Saturday , September 21 2019
Home / Features & Opinions / The Axle Weight Load Policy,An Unfair Competitive Advantage Over Ghana?

The Axle Weight Load Policy,An Unfair Competitive Advantage Over Ghana?

    The axle weight load policy is one very laudable idea structured to prolong the life span of our roads and help reduce loss of lives through accidents. The ministry of transport  and all other stakeholders have therefore taken steps to enforce this policy accordingly.

axle weight load policy
The Axle Weight Load Policy,An Unfair Competitive Advantage Over Ghana?

   It is not an understatement to say that such a policy would bring lots of advantages to the country. Firstly, it protects the roads from early destruction thereby saving lots of tax payers money which could have been used for repairs. It also helps reduce accidents by ensuring safe load limits hence preventing overloading which is one major factor of road carnages on our corridors.

     Moreover, such policies also give positive feedback to development partners with regards the country’s efforts and willingness to maintain its  roads therefore making investments and grants to the country worthwhile

    The problem however is that, this policy seem to be conflicting across the sub region, while the load limitation in Ghana is about 60 tonnes, that of other neighboring countries is much higher and the penalty seem to be minimal as well.
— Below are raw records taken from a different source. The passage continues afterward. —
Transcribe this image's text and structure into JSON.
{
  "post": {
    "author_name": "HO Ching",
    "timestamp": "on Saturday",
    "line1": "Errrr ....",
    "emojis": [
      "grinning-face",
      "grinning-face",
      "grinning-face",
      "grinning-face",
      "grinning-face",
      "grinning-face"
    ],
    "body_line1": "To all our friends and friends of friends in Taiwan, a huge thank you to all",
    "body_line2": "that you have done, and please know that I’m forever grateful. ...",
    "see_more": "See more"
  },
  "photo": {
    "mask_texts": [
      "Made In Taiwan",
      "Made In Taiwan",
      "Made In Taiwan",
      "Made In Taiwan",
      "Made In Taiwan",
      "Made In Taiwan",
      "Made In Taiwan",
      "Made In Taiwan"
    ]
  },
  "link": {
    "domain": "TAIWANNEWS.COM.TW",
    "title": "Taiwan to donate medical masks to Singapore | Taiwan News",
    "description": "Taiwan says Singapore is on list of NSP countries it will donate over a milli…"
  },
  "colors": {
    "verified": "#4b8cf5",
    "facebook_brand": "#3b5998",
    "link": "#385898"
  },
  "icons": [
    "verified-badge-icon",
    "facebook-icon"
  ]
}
      The non-uniformity in the implementation and penalty enforcements in the sub region has led to the Tema port loosing significant amount of transit trade to their neighboring competitors as more cargo per truck could be carried on other neighboring countries’ corridors as compared to Ghana’s.

       In practice therefore, transporters would have to do more trips to convey the same amount of cargo along the corridors of Ghana as compared to other countries in the sub-region like Togo, Ivory coast and Nigeria.

        For instance, a transporter conveying 340 tonnes of transit cargo to a land lock country (eg, Burkina Faso) would have to complete 6 round trips transporting from Ghana using a vehicle with 6 axles with an allowable load limit of 60 tonnes whereas only 5 trips would be completed transporting the same amount of cargo from Togo using the same truck with an allowable load limit of more than 68 tonnes (all things being equal) .It therefore makes it more expensive and time consuming transporting through the corridors of Ghana and this translates into significant amount of transit trade lost to neighboring competitors.

Also read; Understanding The Axle Weight Load Policy In Ghana

     Even though this practice may win more transit trade for these countries and bring in much needed revenue, it would also in the long run cause early destruction to roads and  more revenue would be ploughed back in fixing these roads.

     It would also discourage developments partners into pumping in more money for road projects if road maintenance policies such as the axle weight load policy cannot be implemented and adhered to in those countries.

    In the nutshell, one cannot underestimate the advantages that the strict adherence to such a policy would bring to Ghana, but it is also very important to consider the effects of such a policy on much needed transit trade which is lost unfairly to competitor ports in the sub region.  

   The ministry of transport, shippers authorities in the sub region and all relevant stakeholders should come together to find a compromise in the standardization of such a laudable policy across the ECOWAS sub region in order to fairly shift  competition for transit trade to certain key performance indicators such as ports’ infrastructure and effectiveness, hinterland connectivity, cost, reduced turnaround time etc.

   Please feel free to share this article with your friends and remember, and  your comments and suggestions are welcomed, you can also join the discussions in the forum.

Check Also

trade facilitation in west Africa

New Regional Customs regime presents good times to trade within West Africa

    Many academic researches and studies about Africa have stressed the need for an ...

Sign up for our Newsletter

Enter your email ,